■ YOUR OBJECTIVE
Search the records for the word "this" and copy every line in which it occurs.

■ App and web page records
—————
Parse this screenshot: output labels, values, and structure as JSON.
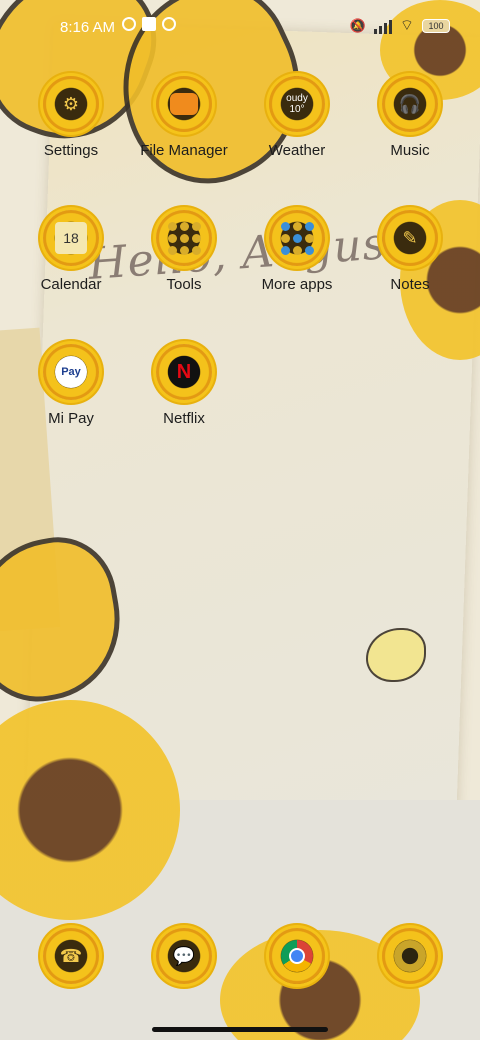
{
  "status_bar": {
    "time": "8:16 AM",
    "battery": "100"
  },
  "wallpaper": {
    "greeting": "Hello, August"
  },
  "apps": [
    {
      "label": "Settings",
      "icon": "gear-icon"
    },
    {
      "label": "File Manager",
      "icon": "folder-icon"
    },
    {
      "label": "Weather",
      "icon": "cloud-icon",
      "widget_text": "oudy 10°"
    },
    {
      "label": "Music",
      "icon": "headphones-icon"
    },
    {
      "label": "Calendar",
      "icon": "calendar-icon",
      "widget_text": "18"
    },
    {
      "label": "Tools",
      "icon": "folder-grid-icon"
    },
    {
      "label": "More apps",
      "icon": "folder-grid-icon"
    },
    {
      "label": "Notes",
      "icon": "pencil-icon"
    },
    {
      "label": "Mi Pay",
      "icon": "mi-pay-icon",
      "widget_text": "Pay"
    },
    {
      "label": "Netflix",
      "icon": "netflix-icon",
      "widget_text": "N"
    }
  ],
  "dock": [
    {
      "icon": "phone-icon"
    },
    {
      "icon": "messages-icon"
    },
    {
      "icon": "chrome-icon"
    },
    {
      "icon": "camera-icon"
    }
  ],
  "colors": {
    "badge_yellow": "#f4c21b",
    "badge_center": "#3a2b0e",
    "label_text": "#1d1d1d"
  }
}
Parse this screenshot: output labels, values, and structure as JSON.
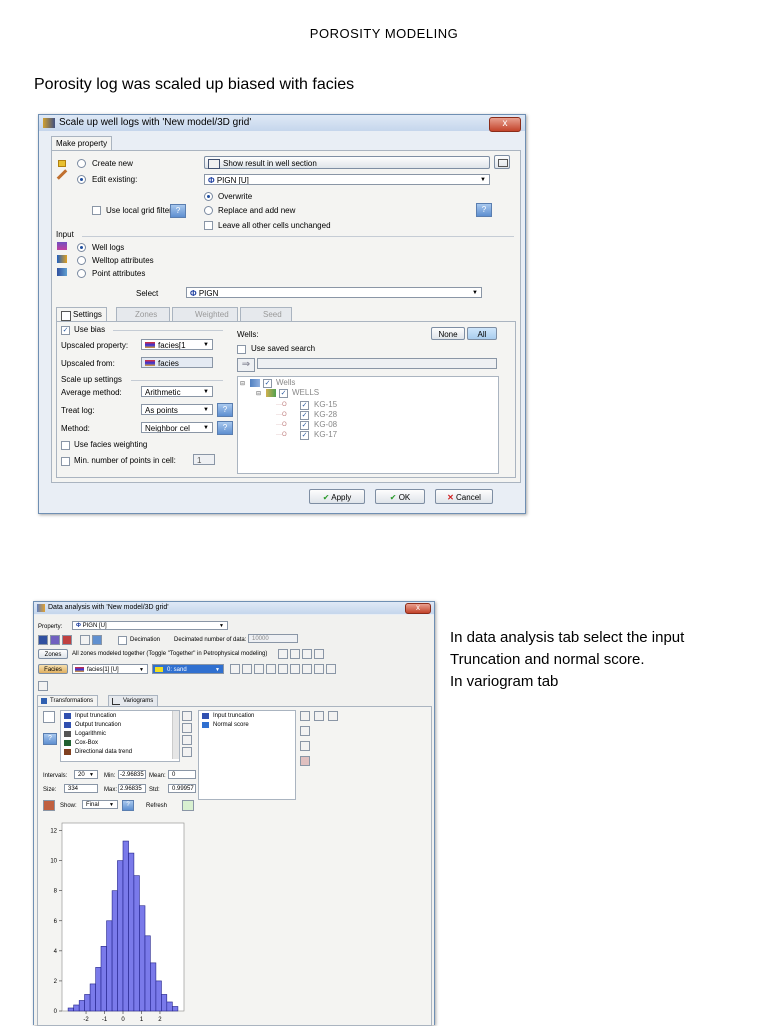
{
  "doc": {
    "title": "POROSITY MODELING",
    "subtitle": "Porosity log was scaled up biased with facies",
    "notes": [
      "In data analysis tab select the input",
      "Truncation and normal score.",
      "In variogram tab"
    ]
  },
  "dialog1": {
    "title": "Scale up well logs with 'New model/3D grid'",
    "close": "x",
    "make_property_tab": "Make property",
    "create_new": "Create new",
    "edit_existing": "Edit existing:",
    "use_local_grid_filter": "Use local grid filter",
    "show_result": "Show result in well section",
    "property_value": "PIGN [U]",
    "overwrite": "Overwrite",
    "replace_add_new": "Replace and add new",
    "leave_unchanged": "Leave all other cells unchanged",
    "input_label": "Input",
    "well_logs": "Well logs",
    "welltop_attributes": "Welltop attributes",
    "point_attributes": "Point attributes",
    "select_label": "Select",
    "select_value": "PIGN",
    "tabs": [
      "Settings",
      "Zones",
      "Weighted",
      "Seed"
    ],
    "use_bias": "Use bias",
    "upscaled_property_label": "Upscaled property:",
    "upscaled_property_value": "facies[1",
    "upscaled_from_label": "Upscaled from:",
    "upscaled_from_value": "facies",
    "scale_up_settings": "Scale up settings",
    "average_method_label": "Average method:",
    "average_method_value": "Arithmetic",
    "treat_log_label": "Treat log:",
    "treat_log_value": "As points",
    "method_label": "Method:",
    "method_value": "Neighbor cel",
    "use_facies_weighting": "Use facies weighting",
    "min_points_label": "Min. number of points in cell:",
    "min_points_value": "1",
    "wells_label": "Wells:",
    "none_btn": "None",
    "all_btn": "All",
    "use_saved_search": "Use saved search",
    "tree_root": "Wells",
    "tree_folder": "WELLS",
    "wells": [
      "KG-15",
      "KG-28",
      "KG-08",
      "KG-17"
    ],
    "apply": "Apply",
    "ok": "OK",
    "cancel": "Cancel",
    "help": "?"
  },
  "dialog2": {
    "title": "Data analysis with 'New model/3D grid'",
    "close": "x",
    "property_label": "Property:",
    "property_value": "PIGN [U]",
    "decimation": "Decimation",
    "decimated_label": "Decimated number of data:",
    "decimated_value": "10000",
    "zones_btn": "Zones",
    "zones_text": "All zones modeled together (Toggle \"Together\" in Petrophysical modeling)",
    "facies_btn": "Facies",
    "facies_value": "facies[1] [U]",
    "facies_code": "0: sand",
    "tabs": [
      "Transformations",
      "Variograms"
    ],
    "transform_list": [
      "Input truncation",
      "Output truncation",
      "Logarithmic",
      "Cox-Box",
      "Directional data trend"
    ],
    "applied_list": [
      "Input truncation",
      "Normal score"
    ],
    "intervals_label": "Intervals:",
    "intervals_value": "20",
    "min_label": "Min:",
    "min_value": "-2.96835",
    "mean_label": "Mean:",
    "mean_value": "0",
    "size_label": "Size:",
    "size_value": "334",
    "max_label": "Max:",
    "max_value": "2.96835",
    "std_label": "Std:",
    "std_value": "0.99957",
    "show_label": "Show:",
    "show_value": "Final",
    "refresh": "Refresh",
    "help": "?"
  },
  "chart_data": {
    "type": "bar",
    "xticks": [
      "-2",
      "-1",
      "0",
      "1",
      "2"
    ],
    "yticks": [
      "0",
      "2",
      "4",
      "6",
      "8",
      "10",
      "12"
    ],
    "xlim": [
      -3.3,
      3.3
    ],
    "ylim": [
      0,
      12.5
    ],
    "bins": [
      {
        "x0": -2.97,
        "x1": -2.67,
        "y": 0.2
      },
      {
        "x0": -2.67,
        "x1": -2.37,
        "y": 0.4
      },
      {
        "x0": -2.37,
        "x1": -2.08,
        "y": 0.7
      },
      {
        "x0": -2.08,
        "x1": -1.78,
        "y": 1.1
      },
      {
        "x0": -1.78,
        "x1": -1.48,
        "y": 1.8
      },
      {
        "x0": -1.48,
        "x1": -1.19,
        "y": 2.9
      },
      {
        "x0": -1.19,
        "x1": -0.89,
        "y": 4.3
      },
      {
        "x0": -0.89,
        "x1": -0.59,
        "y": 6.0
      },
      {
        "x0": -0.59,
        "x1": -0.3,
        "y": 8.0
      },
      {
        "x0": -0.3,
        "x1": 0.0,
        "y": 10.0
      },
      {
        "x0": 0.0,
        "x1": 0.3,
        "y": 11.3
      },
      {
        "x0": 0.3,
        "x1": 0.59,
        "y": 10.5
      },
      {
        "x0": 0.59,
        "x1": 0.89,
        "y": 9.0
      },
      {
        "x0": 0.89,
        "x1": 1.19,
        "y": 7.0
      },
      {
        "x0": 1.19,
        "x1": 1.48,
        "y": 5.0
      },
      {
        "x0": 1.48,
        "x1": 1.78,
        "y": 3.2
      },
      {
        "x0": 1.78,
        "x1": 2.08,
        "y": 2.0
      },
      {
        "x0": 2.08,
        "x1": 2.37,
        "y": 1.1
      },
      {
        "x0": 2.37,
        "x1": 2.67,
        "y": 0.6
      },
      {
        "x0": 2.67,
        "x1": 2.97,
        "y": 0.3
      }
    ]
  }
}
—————
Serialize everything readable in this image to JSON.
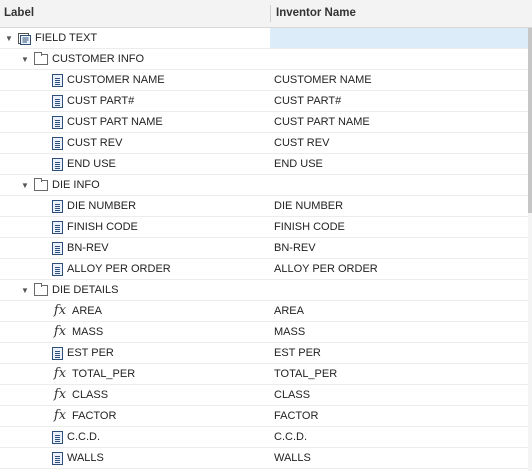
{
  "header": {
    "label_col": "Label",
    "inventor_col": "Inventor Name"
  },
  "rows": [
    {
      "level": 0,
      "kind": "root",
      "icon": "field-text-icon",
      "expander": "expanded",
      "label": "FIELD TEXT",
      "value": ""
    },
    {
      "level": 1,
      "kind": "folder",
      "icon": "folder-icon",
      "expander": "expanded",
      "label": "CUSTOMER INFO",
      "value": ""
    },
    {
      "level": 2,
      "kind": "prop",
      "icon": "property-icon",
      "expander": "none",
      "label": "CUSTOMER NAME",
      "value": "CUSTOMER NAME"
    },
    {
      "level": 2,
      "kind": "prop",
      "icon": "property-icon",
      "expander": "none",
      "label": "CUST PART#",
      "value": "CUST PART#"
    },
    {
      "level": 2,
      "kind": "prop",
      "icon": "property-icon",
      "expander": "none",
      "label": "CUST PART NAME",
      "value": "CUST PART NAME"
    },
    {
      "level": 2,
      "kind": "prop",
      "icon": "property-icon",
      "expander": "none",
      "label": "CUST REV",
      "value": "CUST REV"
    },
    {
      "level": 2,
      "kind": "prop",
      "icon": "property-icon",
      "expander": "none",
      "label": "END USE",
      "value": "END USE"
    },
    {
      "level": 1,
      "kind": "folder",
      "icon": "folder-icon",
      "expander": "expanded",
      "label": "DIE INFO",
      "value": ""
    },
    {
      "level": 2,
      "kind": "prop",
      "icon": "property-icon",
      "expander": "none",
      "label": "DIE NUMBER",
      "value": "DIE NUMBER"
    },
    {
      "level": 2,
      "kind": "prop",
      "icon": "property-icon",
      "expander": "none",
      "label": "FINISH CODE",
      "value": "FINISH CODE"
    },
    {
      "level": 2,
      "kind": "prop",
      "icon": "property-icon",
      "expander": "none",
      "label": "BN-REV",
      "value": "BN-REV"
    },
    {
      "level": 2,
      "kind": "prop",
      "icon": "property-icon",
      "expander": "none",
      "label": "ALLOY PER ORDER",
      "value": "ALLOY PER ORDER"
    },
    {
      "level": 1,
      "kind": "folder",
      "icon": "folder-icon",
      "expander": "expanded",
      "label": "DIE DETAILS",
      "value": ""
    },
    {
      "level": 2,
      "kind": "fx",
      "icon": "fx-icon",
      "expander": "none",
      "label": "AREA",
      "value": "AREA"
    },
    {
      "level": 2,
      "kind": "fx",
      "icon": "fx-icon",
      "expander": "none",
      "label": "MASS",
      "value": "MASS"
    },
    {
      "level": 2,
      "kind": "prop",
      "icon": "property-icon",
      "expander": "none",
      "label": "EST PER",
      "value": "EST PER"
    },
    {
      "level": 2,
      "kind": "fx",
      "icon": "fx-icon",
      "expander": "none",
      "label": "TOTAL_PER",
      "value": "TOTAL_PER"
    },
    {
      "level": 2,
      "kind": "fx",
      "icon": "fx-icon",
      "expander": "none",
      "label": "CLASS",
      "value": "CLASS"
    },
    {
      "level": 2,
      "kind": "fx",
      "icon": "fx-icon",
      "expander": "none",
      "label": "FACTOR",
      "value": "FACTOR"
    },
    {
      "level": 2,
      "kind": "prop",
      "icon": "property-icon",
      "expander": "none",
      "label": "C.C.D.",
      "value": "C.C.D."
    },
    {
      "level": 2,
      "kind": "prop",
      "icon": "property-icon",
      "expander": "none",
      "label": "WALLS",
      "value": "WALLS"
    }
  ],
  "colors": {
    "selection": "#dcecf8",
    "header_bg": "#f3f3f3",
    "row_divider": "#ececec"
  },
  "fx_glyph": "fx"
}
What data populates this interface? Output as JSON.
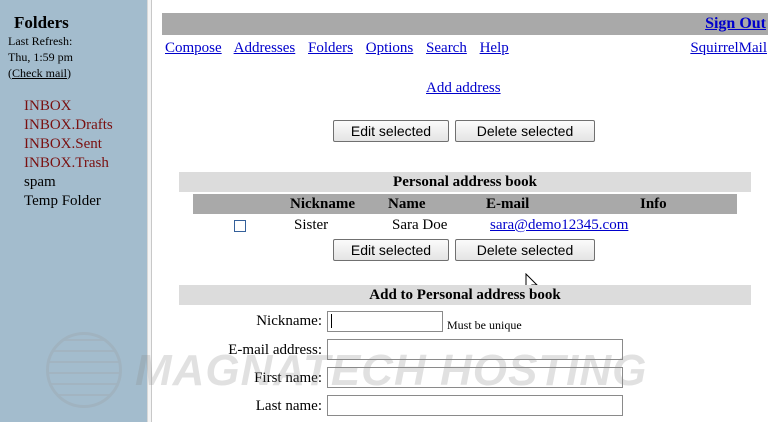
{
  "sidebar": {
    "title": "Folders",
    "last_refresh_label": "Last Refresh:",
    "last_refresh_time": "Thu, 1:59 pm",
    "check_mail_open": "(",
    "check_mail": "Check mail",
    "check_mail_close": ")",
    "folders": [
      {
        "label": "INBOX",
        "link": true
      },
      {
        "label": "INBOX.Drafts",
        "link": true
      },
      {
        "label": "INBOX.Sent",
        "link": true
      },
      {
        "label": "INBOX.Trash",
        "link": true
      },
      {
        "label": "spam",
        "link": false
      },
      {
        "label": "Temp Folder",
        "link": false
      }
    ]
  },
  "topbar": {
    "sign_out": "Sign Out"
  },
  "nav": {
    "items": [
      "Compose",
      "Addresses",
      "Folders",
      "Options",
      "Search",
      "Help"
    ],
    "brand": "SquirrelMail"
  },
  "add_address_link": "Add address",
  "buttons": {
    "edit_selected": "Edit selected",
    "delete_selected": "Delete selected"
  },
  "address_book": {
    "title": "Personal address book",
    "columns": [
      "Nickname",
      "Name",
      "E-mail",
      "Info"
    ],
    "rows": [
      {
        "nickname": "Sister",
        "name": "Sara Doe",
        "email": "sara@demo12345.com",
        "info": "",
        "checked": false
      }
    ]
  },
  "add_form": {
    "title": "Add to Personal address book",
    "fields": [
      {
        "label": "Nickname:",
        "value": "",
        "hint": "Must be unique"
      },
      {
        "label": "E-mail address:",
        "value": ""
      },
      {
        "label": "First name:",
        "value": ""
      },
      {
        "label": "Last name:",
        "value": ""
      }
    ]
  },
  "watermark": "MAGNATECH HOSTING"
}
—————
■ WRITTEN SOLUTION
Parse this screenshot: output labels, values, and structure as JSON.
Parse this screenshot: output labels, values, and structure as JSON.
Serialize everything readable in this image to JSON.
What data populates this interface? Output as JSON.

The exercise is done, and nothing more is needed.